TASK DIRECTIONS —
Please state how many lines in the records below contain the word "name", giving only the number.

RECORDS FOR THIS EXERCISE —
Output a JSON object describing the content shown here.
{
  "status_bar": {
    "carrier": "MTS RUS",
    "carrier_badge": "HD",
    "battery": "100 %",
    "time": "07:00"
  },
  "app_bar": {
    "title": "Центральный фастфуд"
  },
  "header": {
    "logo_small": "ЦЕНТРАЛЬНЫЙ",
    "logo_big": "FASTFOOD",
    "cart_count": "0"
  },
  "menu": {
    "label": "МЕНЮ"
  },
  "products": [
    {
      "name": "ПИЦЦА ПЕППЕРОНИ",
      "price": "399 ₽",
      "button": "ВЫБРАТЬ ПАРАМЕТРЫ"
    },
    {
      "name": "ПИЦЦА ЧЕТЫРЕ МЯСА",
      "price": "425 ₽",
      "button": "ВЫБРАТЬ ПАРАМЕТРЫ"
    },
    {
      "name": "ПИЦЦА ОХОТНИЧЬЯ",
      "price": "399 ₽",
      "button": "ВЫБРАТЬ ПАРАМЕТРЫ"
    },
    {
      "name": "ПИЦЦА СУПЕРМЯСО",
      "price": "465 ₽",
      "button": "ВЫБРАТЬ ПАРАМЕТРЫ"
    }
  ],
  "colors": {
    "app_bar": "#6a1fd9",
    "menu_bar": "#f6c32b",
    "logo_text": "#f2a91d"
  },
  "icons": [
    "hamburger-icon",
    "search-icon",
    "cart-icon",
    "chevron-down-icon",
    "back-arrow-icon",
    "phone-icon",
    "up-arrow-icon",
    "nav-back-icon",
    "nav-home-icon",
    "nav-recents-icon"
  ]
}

ANSWER TO THIS TASK —
4